Dr. Wade Powell
Fall 2019, MWF 09:10-10:00 
SMA 101

Current Syllabus: Fall 2019


The Ancestral Protein of the Glucocorticoid Receptor and the Mineralcorticoid Receptor
by Haley Adcox '11 and Cami Odio '11

This JMOL tutorial examines the structure and function of a ligand-activated transcriptional activator: the hypothetical ancestor to two modern steroid receptors.

The molecular and genomic basis of life is at the heart of modern biology. In BIOL 263, we will learn techniques and explore research questions at the forefront of molecular biology, focusing on the mechanisms by which the information of the genome is expressed to form the functional molecules of living cells and organisms. The processes of DNA replication, recombination and repair, transcription of RNA from DNA templates, and translation of RNA into protein are discussed in the context of current research, frequently using primary literature. The function of genes and regulation and measurement of gene expression are treated in depth. Students analyze and publish interactive tutorials on the structure and function of key macromolecules. This intermediate-level course presumes a strong background in the basics of protein structure/function, central dogma processes, fundamental molecular techniques for manipulating nucleic acids and proteins, and general chemistry.

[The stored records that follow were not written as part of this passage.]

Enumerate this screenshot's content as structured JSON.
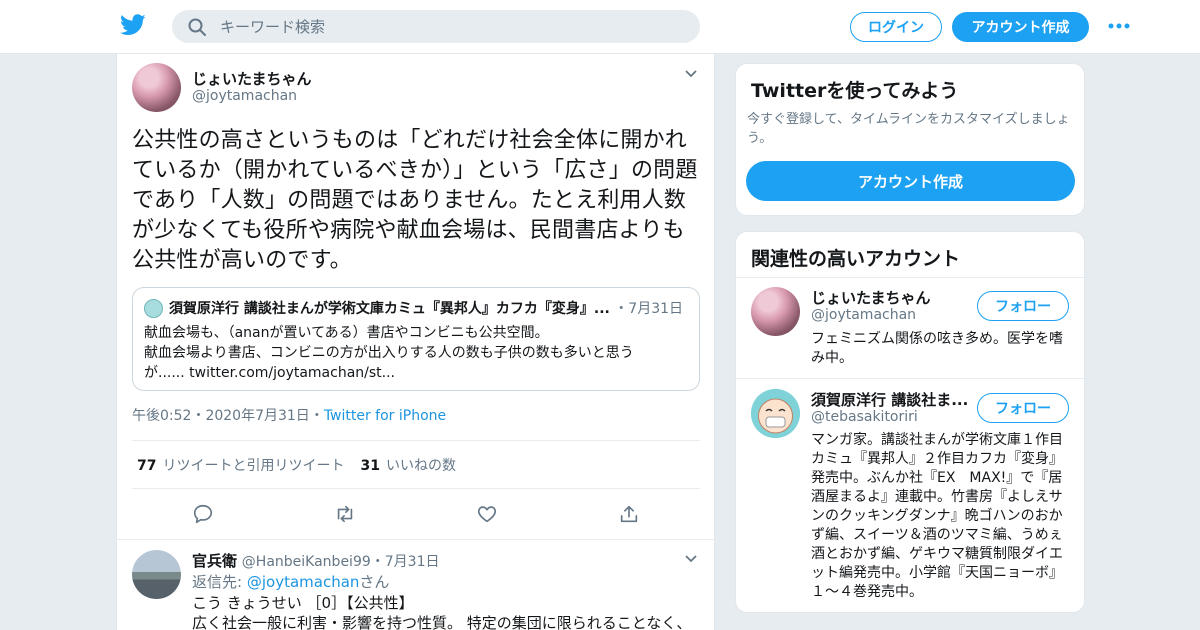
{
  "colors": {
    "accent": "#1da1f2",
    "link": "#1b95e0",
    "muted": "#657786",
    "text": "#14171a",
    "background": "#e6ecf0"
  },
  "header": {
    "logo_icon": "twitter-bird-icon",
    "search_placeholder": "キーワード検索",
    "login_label": "ログイン",
    "signup_label": "アカウント作成",
    "more_icon": "more-dots-icon"
  },
  "tweet": {
    "author_name": "じょいたまちゃん",
    "author_handle": "@joytamachan",
    "text": "公共性の高さというものは「どれだけ社会全体に開かれているか（開かれているべきか）」という「広さ」の問題であり「人数」の問題ではありません。たとえ利用人数が少なくても役所や病院や献血会場は、民間書店よりも公共性が高いのです。",
    "quote": {
      "author": "須賀原洋行 講談社まんが学術文庫カミュ『異邦人』カフカ『変身』...",
      "separator": "・",
      "date": "7月31日",
      "body_line1": "献血会場も、（ananが置いてある）書店やコンビニも公共空間。",
      "body_line2": "献血会場より書店、コンビニの方が出入りする人の数も子供の数も多いと思う",
      "body_line3": "が...... twitter.com/joytamachan/st..."
    },
    "time": "午後0:52",
    "sep1": "・",
    "date": "2020年7月31日",
    "sep2": "・",
    "source": "Twitter for iPhone",
    "retweet_count": "77",
    "retweet_label": "リツイートと引用リツイート",
    "like_count": "31",
    "like_label": "いいねの数"
  },
  "reply": {
    "author_name": "官兵衛",
    "author_handle": "@HanbeiKanbei99",
    "separator": "・",
    "date": "7月31日",
    "reply_to_label": "返信先:",
    "reply_to_handle": "@joytamachan",
    "reply_to_suffix": "さん",
    "body_line1": "こう きょうせい ［0］【公共性】",
    "body_line2": "広く社会一般に利害・影響を持つ性質。 特定の集団に限られることなく、"
  },
  "sidebar": {
    "signup_card": {
      "title": "Twitterを使ってみよう",
      "description": "今すぐ登録して、タイムラインをカスタマイズしましょう。",
      "button_label": "アカウント作成"
    },
    "related": {
      "title": "関連性の高いアカウント",
      "accounts": [
        {
          "name": "じょいたまちゃん",
          "handle": "@joytamachan",
          "follow_label": "フォロー",
          "bio": "フェミニズム関係の呟き多め。医学を嗜み中。"
        },
        {
          "name": "須賀原洋行 講談社ま...",
          "handle": "@tebasakitoriri",
          "follow_label": "フォロー",
          "bio": "マンガ家。講談社まんが学術文庫１作目カミュ『異邦人』２作目カフカ『変身』発売中。ぶんか社『EX　MAX!』で『居酒屋まるよ』連載中。竹書房『よしえサンのクッキングダンナ』晩ゴハンのおかず編、スイーツ＆酒のツマミ編、うめぇ酒とおかず編、ゲキウマ糖質制限ダイエット編発売中。小学館『天国ニョーボ』１〜４巻発売中。"
        }
      ]
    }
  }
}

Required prerequisites: BIOL 115, 116; one year of chemistry (CHEM 121-124 or CHEM 122); or permission of the instructor (organic Chemistry is NOT required).

Learning Goals:

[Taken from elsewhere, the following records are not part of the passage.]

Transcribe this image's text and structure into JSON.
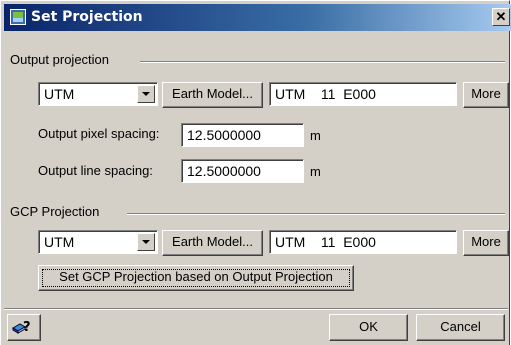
{
  "window": {
    "title": "Set Projection",
    "close_glyph": "✕"
  },
  "output": {
    "group_label": "Output projection",
    "projection": "UTM",
    "earth_model_label": "Earth Model...",
    "projection_string": "UTM    11  E000",
    "more_label": "More",
    "pixel_spacing_label": "Output pixel spacing:",
    "pixel_spacing": "12.5000000",
    "pixel_unit": "m",
    "line_spacing_label": "Output line spacing:",
    "line_spacing": "12.5000000",
    "line_unit": "m"
  },
  "gcp": {
    "group_label": "GCP Projection",
    "projection": "UTM",
    "earth_model_label": "Earth Model...",
    "projection_string": "UTM    11  E000",
    "more_label": "More",
    "set_button_label": "Set GCP Projection based on Output Projection"
  },
  "footer": {
    "help_icon": "book-question-icon",
    "ok_label": "OK",
    "cancel_label": "Cancel"
  },
  "colors": {
    "title_start": "#0a246a",
    "title_end": "#a6caf0",
    "face": "#d4d0c8"
  }
}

  • To recall and explain the basic cellular and biochemical processes of molecular biology.
  • To recognize, identify, interpret, and illustrate the chemical structures and interactions of the macromolecular machines that perform these processes.
  • To develop a "mental toolbox" of molecular biology techniques that will enable comprehension and critical analysis of the field's primary literature.
  • To integrate content knowledge toward solving problems, designing experiments, and evaluating data in both familiar and novel situations.